Aust J Adv Nurs. 2005 Dec-2006 Feb;23(2):40-5.

Abstract

Background: Despite nearly two decades of experience with graduate transition programs in Australia little evidence exists regarding the effectiveness of these programs as interventions that enhance the transition from nursing student to professional practitioner. There is general acknowledgement that this is a crucial time for people entering the profession and yet there is little agreement on what constitutes best practice for nurses' transition to the workforce.

Aim: This paper challenges the status quo through a review of current programs and questions whether primacy should be given to formal transition programs or to the development of educationally supportive clinical learning environments.

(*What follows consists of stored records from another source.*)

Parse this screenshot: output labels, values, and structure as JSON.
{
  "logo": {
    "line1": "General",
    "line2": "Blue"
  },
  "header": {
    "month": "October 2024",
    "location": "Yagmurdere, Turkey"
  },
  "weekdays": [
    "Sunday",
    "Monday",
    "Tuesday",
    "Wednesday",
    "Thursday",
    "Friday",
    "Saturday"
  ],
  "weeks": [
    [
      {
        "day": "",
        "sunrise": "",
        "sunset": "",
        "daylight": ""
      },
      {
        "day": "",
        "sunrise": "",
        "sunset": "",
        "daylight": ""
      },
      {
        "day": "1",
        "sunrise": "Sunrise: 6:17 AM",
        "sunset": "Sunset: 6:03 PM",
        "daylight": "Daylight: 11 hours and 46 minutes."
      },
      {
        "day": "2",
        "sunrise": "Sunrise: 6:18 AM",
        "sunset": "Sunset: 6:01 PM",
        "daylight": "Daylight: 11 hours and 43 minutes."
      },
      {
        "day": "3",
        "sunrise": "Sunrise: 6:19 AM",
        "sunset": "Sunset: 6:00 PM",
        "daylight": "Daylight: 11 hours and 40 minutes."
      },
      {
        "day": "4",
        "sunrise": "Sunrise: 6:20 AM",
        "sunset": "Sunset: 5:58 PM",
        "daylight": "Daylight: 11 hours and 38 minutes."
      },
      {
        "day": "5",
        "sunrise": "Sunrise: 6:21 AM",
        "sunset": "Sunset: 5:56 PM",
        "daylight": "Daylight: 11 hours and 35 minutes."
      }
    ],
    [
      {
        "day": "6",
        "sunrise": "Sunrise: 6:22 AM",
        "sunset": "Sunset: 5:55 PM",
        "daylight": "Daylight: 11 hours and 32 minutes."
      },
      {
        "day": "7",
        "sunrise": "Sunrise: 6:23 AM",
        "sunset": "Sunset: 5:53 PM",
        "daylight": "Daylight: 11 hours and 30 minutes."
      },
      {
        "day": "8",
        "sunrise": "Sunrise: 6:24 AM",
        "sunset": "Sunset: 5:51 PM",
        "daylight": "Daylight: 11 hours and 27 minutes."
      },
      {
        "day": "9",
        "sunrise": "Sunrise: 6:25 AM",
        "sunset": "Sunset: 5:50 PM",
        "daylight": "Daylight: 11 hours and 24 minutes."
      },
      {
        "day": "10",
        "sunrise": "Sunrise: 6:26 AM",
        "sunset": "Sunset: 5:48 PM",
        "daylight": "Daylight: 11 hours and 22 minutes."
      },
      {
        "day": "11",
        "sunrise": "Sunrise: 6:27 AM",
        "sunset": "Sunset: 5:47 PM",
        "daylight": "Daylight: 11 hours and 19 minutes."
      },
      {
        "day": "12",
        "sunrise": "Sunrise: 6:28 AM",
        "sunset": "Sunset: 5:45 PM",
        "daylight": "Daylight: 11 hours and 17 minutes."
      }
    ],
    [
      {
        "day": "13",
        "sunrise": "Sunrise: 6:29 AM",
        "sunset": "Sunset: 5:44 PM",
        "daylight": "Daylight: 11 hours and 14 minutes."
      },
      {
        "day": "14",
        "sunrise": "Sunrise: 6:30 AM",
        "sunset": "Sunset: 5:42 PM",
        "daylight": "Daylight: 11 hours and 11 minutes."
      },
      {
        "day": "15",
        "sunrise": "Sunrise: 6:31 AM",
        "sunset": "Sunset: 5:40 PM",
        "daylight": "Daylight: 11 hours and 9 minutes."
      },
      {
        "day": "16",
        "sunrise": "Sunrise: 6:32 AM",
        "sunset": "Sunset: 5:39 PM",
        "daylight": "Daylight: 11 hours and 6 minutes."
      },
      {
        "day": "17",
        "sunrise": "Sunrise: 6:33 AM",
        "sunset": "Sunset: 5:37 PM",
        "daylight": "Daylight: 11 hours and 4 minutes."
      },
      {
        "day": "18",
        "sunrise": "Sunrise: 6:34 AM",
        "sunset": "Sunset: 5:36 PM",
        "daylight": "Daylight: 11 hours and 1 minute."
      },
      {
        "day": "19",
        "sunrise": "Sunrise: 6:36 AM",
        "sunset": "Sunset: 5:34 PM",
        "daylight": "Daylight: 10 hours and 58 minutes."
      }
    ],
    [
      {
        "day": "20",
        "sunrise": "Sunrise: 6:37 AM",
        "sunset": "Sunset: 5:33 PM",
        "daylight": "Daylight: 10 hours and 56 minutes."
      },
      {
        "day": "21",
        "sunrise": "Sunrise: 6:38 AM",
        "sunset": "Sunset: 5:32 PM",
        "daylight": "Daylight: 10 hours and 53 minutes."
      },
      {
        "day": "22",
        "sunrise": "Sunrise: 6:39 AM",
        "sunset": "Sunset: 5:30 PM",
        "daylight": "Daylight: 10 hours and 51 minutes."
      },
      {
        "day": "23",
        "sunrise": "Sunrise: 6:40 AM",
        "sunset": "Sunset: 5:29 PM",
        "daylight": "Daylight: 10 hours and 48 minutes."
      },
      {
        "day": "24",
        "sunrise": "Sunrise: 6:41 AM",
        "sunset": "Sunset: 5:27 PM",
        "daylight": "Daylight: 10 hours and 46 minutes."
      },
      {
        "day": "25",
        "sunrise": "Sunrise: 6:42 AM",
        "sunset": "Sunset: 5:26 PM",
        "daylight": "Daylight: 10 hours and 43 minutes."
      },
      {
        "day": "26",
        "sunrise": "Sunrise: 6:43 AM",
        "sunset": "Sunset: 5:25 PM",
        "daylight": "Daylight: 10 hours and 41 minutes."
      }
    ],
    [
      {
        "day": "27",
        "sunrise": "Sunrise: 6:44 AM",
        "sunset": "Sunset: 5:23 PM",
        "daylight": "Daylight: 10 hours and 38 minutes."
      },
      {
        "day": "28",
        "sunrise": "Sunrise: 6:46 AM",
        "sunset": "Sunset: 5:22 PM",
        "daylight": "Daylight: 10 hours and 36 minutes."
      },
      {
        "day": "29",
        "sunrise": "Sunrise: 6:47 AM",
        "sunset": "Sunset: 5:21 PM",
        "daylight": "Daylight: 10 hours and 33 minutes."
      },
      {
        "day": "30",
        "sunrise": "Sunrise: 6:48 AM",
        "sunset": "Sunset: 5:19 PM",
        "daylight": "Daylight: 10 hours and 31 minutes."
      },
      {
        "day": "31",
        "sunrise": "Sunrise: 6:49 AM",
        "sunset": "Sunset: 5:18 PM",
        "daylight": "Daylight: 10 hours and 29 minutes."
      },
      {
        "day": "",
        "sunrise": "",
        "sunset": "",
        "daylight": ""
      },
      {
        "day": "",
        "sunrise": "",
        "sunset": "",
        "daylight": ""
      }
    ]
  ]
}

Conclusion: There is sufficient doubt in the efficacy of formal transition programs to at least investigate potential alternatives such as concentration on the development of a supportive practice culture conducive to learning. Indeed, the type of learning environment suitable for graduate nurses is likely to be one that will also facilitate the continued development and enhanced job satisfaction of the rest of the nursing team.

Publication types

  • Review

MeSH terms

  • Australasia
  • Clinical Competence
  • Education, Nursing, Baccalaureate / organization & administration*
  • Humans
  • Inservice Training / organization & administration*
  • Nursing Education Research
  • Organizational Culture
  • Personnel Selection
  • Personnel Turnover
  • Program Evaluation